Outcast Russia Insists It Still Has Friends, Points to China's Support

Russia insists it still has important friends in the world and on Sunday pointed to China's apparently supportive stance as an example.

"Of course, we have them. Look at the reaction of world giants. Those who do not pretend to be giants, but are real giants. For example, it is China. You can see this reaction, can't you?" Russian Foreign Ministry spokesperson Maria Zakharova told state-owned television channel Russia 1, as the nation's troops concluded a fourth day of hostilities in neighboring Ukraine.

According to Russian news agency RIA Novosti, Zakharova pointed to a recent Twitter post by her Chinese counterpart Zhao Lijian, who said the United States should reflect on its role in the ongoing crisis. Since Russian President Vladimir Putin launched his "special military operation" in Ukraine on February 24, China has refused to describe the bloody campaign as an "invasion."

While the battle rages on and Putin's forces continue their march toward Kyiv, it's become apparent that Moscow has already lost the information war to Ukraine, which has garnered unprecedented support from not only the West, but also ordinary citizens in China. It continues to release updates on social media through government accounts and those run by its officials, most notably Ukrainian President Volodymyr Zelenskyy himself.

Russia, meanwhile, has attempted to censor descriptions of the operation as a war or invasion, and has not released casualty figures to challenge the likely inflated numbers put out by Kyiv, currently numbering in the thousands of deaths.

Russia Says Still Has Friends Like China
Russian Foreign Ministry spokesperson Maria Zakharova at the United Nations in New York, New York, on September 27, 2019. Facing an international backlash over Russia’s military invasion of Ukraine, Zakharova told Russian state television on February 27, 2022, that Moscow still had friends in the world by pointing to China’s supportive remarks.

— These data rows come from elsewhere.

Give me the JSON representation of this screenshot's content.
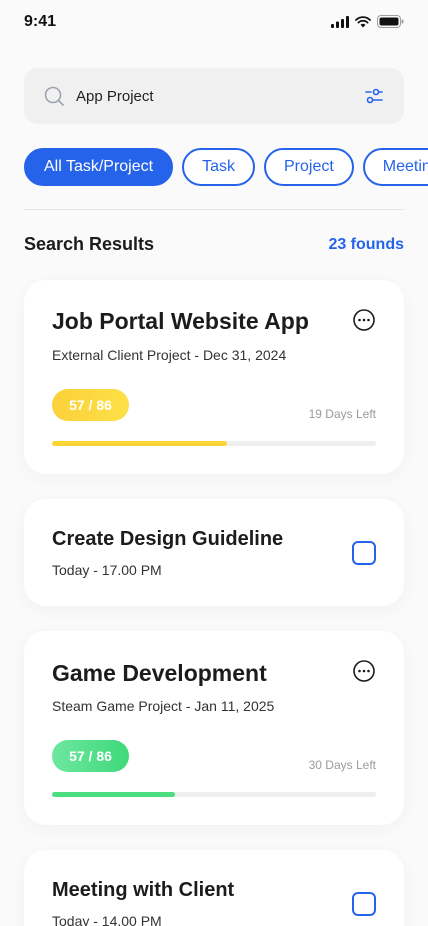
{
  "status": {
    "time": "9:41"
  },
  "search": {
    "value": "App Project",
    "placeholder": "Search"
  },
  "chips": [
    "All Task/Project",
    "Task",
    "Project",
    "Meeting"
  ],
  "results": {
    "title": "Search Results",
    "count": "23 founds"
  },
  "cards": [
    {
      "title": "Job Portal Website App",
      "subtitle": "External Client Project - Dec 31, 2024",
      "badge": "57 / 86",
      "days_left": "19 Days Left",
      "progress": 0.54,
      "accent": "#fcd535"
    },
    {
      "title": "Create Design Guideline",
      "subtitle": "Today - 17.00 PM"
    },
    {
      "title": "Game Development",
      "subtitle": "Steam Game Project - Jan 11, 2025",
      "badge": "57 / 86",
      "days_left": "30 Days Left",
      "progress": 0.38,
      "accent": "#4ade80"
    },
    {
      "title": "Meeting with Client",
      "subtitle": "Today - 14.00 PM"
    }
  ],
  "colors": {
    "primary": "#2563eb",
    "yellow": "#fcd535",
    "green": "#4ade80"
  }
}
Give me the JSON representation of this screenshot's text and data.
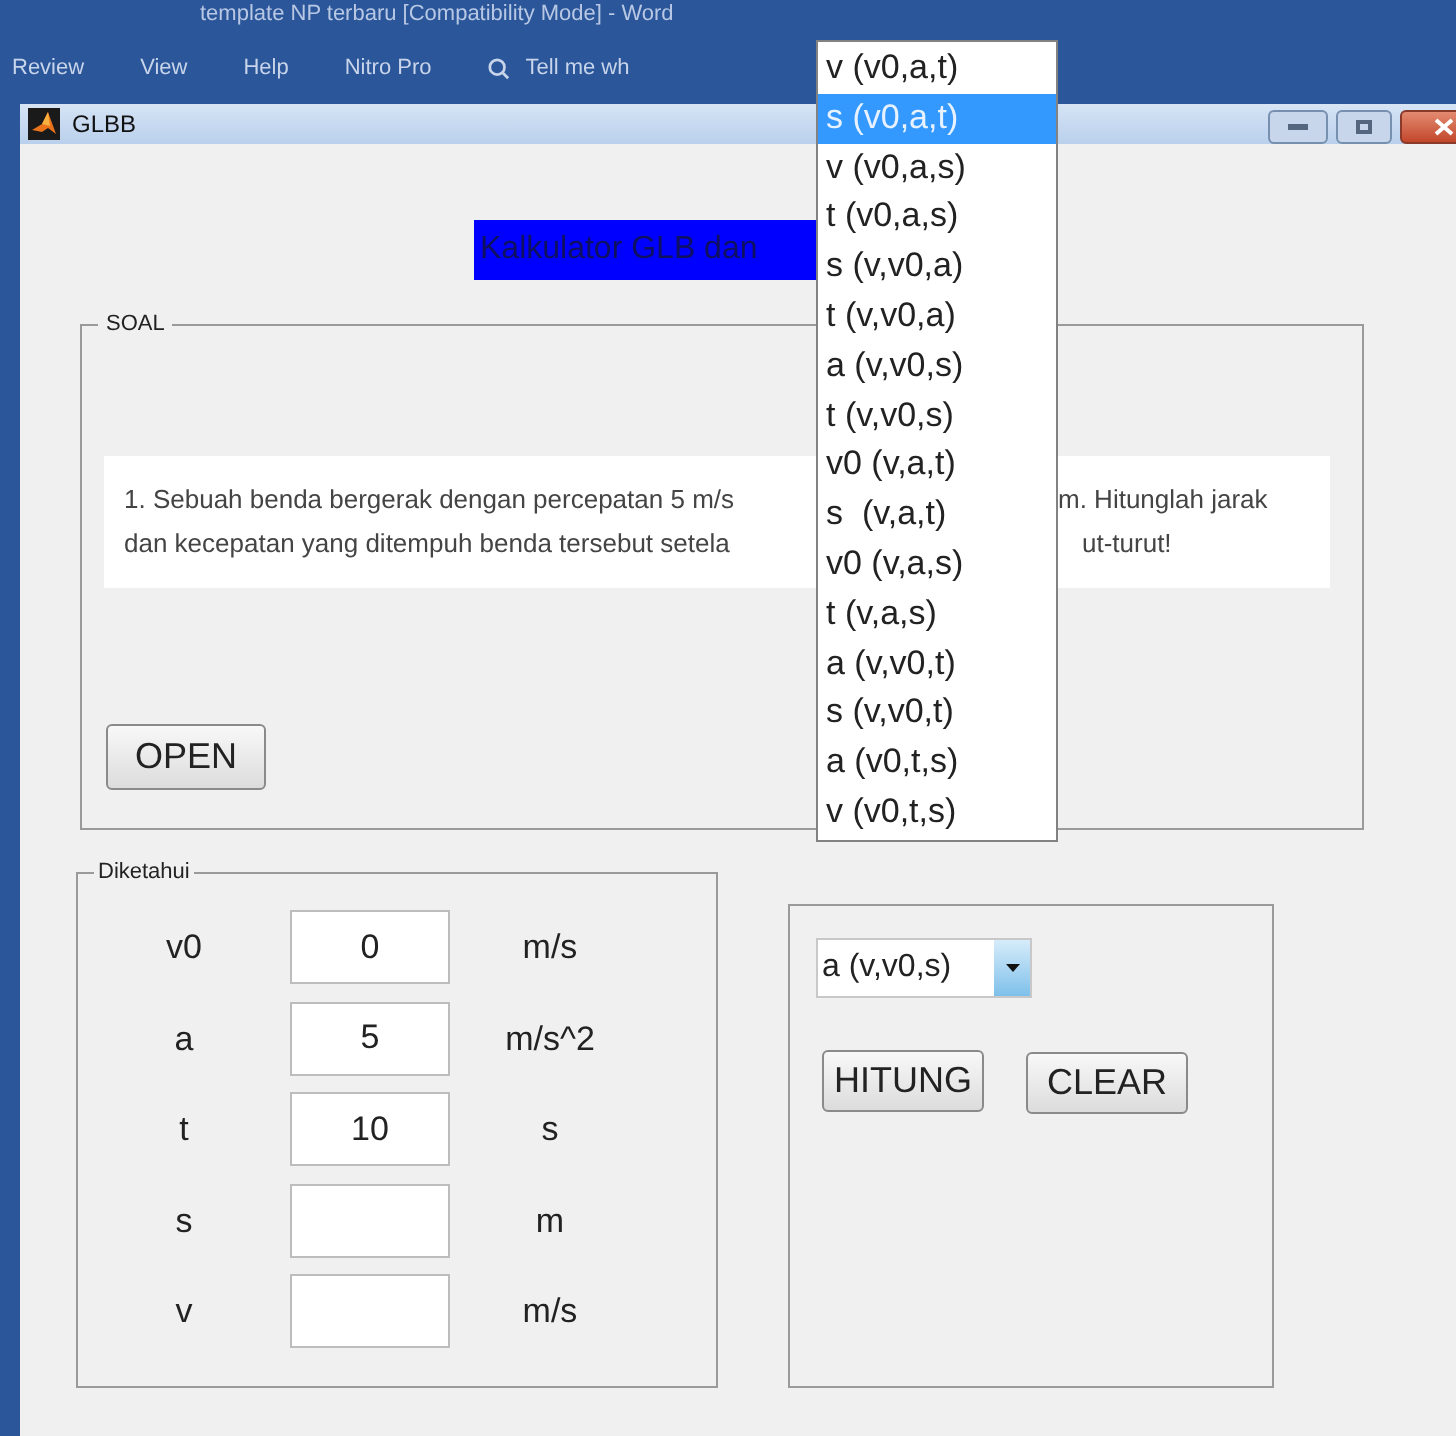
{
  "background_app": {
    "title": "template NP terbaru [Compatibility Mode] - Word",
    "menu": [
      "Review",
      "View",
      "Help",
      "Nitro Pro"
    ],
    "tell_me": "Tell me wh"
  },
  "window": {
    "title": "GLBB"
  },
  "heading": "Kalkulator GLB dan",
  "soal": {
    "legend": "SOAL",
    "question_left": [
      "1. Sebuah benda bergerak dengan percepatan 5 m/s",
      "dan kecepatan yang ditempuh benda tersebut setela"
    ],
    "question_right": [
      "m. Hitunglah jarak",
      "ut-turut!"
    ],
    "open_button": "OPEN"
  },
  "diketahui": {
    "legend": "Diketahui",
    "rows": [
      {
        "label": "v0",
        "value": "0",
        "unit": "m/s"
      },
      {
        "label": "a",
        "value": "5",
        "unit": "m/s^2"
      },
      {
        "label": "t",
        "value": "10",
        "unit": "s"
      },
      {
        "label": "s",
        "unit": "m"
      },
      {
        "label": "v",
        "unit": "m/s"
      }
    ]
  },
  "formula_select": {
    "value": "a (v,v0,s)",
    "options": [
      {
        "label": "v (v0,a,t)",
        "highlighted": false
      },
      {
        "label": "s (v0,a,t)",
        "highlighted": true
      },
      {
        "label": "v (v0,a,s)",
        "highlighted": false
      },
      {
        "label": "t (v0,a,s)",
        "highlighted": false
      },
      {
        "label": "s (v,v0,a)",
        "highlighted": false
      },
      {
        "label": "t (v,v0,a)",
        "highlighted": false
      },
      {
        "label": "a (v,v0,s)",
        "highlighted": false
      },
      {
        "label": "t (v,v0,s)",
        "highlighted": false
      },
      {
        "label": "v0 (v,a,t)",
        "highlighted": false
      },
      {
        "label": "s  (v,a,t)",
        "highlighted": false
      },
      {
        "label": "v0 (v,a,s)",
        "highlighted": false
      },
      {
        "label": "t (v,a,s)",
        "highlighted": false
      },
      {
        "label": "a (v,v0,t)",
        "highlighted": false
      },
      {
        "label": "s (v,v0,t)",
        "highlighted": false
      },
      {
        "label": "a (v0,t,s)",
        "highlighted": false
      },
      {
        "label": "v (v0,t,s)",
        "highlighted": false
      }
    ]
  },
  "buttons": [
    "HITUNG",
    "CLEAR"
  ]
}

EuropaNewswire/Gado/Getty Images

By overtly engaging in the first major state-on-state conflict on the European continent in decades, Putin appears to have invigorated NATO, steeled the European Union and led to the biggest turn in German foreign policy in its post-war history, a move that might reverberate among Russia and China's neighbors in Asia where the likes of Japan, South Korea, Singapore, Taiwan and Australia have already signed on to export controls.

Beijing's attempts to appear externally neutral have so far failed due to its continued displays of solidarity with Moscow, as well the Chinese public's overwhelming pro-Russian sentiment—fomented in large part by anti-Western state news outlets and China's official opposition to NATO. In a February 26 call between Chinese Foreign Minister Wang Yi and his opposite number in Germany, Annalena Baerbock, the former rebuked the alliance for its "Cold War mentality" and repeated calls for Russia's "legitimate security demands" to be addressed.

Since Putin moved to formally recognizeand aid—Ukraine's rebel regions of Donetsk and Luhansk a week ago, China has abstained from three emergency votes at the United Nations Security Council, refusing to condemn Russia but not publicly backing its invasion either. It has only hinted at sympathy for Ukraine through vague references to the UN Charter which forbids "the threat or use of force against the territorial integrity or political independence of any state."

On Monday morning, as the Russian ruble imploded as a result of tough economic sanctions by the West, China again sounded its disagreement. China opposes any "unilateral sanctions above international law," Chinese Foreign Ministry spokesperson Wang Wenbin said at a daily press conference in Beijing. He suggested Chinese firms would continue to do business with Russia.